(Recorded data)
====================
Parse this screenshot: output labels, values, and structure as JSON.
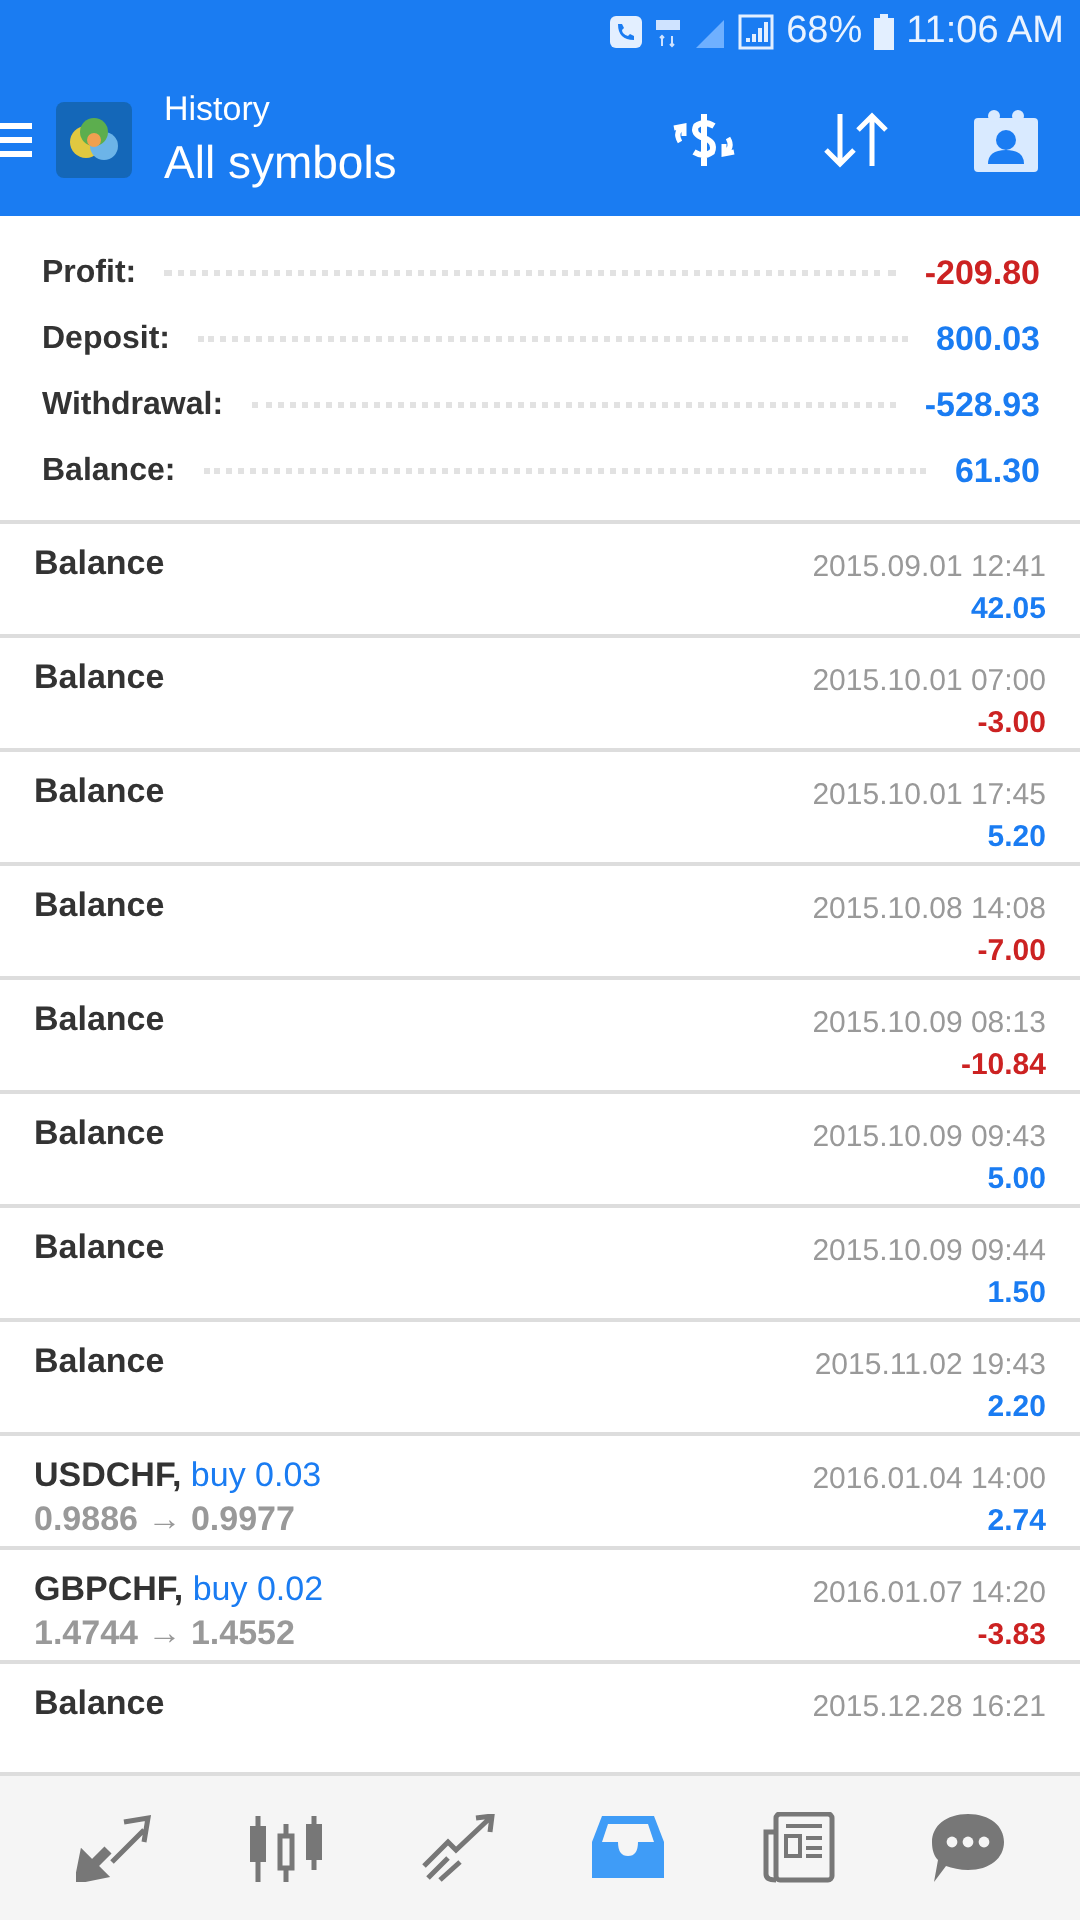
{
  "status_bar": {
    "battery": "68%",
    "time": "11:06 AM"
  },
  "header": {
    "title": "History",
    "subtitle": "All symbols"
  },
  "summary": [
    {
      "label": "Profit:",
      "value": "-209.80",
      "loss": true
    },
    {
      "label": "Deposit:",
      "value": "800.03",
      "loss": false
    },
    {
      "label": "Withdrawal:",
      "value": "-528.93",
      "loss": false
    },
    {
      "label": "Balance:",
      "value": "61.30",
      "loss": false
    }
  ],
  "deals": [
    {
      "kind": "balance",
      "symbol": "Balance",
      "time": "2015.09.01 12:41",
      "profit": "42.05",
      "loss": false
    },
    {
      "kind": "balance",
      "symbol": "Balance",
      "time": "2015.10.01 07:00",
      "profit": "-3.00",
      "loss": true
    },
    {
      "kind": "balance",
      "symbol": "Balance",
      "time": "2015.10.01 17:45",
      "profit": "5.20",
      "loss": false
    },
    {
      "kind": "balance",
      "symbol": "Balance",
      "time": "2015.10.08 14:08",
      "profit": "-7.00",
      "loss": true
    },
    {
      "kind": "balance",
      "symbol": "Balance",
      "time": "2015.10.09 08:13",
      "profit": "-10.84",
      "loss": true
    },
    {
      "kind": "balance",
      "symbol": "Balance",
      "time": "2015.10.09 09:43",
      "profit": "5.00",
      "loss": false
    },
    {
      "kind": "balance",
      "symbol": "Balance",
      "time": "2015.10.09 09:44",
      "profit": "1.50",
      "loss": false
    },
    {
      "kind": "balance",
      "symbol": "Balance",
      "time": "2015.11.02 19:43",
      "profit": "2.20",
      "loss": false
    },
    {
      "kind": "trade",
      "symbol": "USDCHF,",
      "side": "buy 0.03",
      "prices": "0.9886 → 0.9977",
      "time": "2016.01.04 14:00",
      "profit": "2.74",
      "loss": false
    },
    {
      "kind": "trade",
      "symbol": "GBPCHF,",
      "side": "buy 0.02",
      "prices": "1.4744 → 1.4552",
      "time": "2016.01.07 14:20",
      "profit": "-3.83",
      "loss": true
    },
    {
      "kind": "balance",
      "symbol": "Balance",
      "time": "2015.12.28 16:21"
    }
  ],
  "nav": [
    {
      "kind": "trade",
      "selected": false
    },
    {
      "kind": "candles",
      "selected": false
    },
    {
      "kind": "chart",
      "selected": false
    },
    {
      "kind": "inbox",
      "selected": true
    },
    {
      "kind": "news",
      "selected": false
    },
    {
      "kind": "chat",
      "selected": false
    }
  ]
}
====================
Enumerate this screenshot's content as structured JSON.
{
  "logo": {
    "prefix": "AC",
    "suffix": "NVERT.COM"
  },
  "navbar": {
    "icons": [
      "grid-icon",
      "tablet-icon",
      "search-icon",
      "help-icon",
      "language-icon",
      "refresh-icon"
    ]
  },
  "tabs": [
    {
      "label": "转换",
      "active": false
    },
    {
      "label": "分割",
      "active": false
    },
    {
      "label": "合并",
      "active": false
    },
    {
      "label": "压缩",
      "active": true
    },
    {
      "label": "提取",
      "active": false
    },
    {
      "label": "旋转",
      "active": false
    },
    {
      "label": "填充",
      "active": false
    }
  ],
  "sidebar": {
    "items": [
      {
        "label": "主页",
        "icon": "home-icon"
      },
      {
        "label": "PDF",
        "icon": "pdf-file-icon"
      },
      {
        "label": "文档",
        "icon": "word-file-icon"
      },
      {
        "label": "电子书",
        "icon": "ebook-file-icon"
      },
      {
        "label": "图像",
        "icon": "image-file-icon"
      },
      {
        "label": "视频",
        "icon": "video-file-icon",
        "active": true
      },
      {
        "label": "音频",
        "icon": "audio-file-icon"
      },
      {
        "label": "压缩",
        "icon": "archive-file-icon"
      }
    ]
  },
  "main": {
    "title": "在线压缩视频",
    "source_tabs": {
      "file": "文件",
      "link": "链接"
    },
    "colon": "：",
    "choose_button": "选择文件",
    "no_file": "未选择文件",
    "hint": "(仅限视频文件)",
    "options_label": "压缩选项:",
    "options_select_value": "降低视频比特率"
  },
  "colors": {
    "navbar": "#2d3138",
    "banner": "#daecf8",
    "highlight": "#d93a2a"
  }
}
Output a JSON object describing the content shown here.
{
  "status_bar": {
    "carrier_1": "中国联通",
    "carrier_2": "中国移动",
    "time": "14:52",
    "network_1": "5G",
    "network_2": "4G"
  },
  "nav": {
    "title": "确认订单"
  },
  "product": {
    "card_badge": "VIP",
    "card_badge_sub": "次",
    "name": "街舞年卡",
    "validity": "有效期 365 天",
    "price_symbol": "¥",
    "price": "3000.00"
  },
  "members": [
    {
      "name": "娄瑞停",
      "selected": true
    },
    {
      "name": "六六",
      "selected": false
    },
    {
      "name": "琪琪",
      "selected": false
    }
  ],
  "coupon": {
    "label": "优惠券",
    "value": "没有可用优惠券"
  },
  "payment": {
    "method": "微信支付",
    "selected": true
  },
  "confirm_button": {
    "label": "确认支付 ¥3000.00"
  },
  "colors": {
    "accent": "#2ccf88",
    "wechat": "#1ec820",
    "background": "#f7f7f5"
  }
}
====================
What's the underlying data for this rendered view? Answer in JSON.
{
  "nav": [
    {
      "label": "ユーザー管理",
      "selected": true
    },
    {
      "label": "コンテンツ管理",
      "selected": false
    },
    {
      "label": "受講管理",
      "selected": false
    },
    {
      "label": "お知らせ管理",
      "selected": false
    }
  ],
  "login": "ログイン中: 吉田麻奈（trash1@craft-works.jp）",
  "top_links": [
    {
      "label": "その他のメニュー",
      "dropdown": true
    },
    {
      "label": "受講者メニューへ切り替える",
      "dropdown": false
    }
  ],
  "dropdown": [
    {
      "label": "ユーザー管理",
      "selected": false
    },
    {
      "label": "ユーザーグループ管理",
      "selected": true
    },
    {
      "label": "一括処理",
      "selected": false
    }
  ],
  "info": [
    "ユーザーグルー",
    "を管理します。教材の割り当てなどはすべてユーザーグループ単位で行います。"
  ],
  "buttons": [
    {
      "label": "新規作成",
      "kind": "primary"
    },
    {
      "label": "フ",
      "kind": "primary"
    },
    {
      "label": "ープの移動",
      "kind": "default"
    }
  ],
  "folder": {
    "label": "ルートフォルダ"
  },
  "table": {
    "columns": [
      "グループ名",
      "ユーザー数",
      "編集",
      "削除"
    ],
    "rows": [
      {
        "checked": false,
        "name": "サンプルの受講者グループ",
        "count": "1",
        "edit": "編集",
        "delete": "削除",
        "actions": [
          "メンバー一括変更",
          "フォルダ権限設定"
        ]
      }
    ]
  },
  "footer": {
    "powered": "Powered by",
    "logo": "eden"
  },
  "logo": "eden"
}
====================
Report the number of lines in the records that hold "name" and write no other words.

* [Result of this task]:
5